However, external events can complicate satellite measurements of ice sheet thickness change. In 2012 there was an extreme summer melt event on the Greenland Ice Sheet where more than 99 % of the ice sheet surface melted. Snow melt triggered an abrupt change in the way satellites, such as CryoSat-2, sample the ice sheet in the dry snow zone due to a change in the radar altimeter scattering horizon. Validation experiments are needed to characterise and correct for such events to improve the accuracy of satellite measurements of ice loss from Greenland.

The next steps are therefore to a) use existing quantitative information on ice mass loss from the Greenland and Antarctic Ice Sheets to create an assessment of the global, and spatially variable regional, ice sheet SLR contribution; and b) improve radar altimetry estimates of ice sheet mass loss, with a particular focus on characterising how the existing satellite measurement techniques are effected by extreme melt events, which are projected to increase in frequency in the future.


The aim of this project is to generate a sea level rise fingerprint for both the Antarctic and Greenland Ice Sheets (separately and combined), using data from historical and present day satellite altimetry missions.

Specifically, you will:

  1. Produce a comprehensive and detailed picture of how changes to the Greenland and Antarctic Ice Sheets are impacting on sea levels, focusing on regional variations in SLR.
  2. As part of a broader research team, investigate the impact of the 2012 Greenland melt event by collecting and analysing field measurements from the Greenland Ice Sheet, integrating them with satellite observations, and promoting the findings.
  3. Make a significant contribution to the ESA CCI, including reducing current uncertainties in SLR and its individual components, and assessing the potential of this information to improve predictive climate/SLR models.

The fieldwork component of the project is funded through alumni donation.  You will also therefore be required to produce a number of short written reports to the funder at regular intervals throughout your studentship.

Training and support

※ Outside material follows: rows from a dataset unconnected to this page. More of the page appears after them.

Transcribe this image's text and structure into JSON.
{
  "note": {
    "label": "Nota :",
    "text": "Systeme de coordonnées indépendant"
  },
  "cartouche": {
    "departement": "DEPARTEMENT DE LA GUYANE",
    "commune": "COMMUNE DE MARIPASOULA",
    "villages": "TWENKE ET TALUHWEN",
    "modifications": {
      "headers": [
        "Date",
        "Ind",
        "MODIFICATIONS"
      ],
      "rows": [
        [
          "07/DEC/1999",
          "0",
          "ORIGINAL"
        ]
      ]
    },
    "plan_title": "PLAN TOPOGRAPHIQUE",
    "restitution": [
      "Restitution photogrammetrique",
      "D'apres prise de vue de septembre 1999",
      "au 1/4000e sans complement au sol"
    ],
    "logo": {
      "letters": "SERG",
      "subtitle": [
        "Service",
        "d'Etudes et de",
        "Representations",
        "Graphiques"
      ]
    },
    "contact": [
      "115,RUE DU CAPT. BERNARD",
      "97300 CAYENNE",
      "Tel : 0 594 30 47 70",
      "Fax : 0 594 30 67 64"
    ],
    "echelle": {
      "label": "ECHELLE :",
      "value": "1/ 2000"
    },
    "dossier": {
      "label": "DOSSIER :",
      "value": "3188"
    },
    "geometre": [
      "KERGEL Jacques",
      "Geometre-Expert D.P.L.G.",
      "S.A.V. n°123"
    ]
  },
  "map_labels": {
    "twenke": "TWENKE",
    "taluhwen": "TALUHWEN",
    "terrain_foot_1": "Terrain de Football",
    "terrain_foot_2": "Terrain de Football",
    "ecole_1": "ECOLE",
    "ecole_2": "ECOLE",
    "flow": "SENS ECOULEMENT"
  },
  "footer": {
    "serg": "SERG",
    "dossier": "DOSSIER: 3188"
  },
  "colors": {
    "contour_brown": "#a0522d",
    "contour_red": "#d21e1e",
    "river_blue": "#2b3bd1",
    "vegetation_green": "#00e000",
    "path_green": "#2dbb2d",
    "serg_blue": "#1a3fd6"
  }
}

The student will work under the supervision of CPOM Director Professor Andy Shepherd and ESA Living Planet Research Fellow Dr Anna Hogg.

A studentship within CPOM provides a fantastic opportunity to actively collaborate with a large team of land and sea ice observation and modelling experts at universities across the UK. The project provides a high level of training in: (i) satellite remote sensing; (ii) polar fieldwork; (iii) glaciology; (iii) data analysis and visualization; (iv) calibration and validation of satellite systems; and (v) scientific writing – we strongly support students to write publications during their PhD.

The successful applicant will also have access to a broad spectrum of training workshops put on by the Faculty that include an extensive range of training workshops in numerical modelling, through to managing your degree, to preparing for your viva. A full list of training opportunities is available.


A good first degree (first or high 2.i) or Masters degree in physics, maths, Earth science, climate science, Earth observation or a related discipline. Expertise in computer programming, while not required, will be a valuable asset.

How to apply

Details of how to apply can be found on the School of Earth and Environment website.  A statement of motivation/personal statement should be included in your application.


Bamber, J. & Riva, R. (2010) The sea level fingerprint of recent ice mass fluxes, The Cryosphere doi:10.5194/tc-4-621-2010

Farrell, W. E. & Clark, J. A. (1976) On postglacial sea level, Geophysical Journal of the Royal Astronomical Society doi:10.1111/j.1365-246X.1976.tb01252.x

Hay et al. (2015) Probabilistic reanalysis of twentieth-century sea-level rise, Nature doi: 10.1038/nature14093

Riva et al. (2010) Sea-level fingerprinting of continental water and ice mass change from GRACE, Geophysical Research Letters doi:10.1029/2010GL044770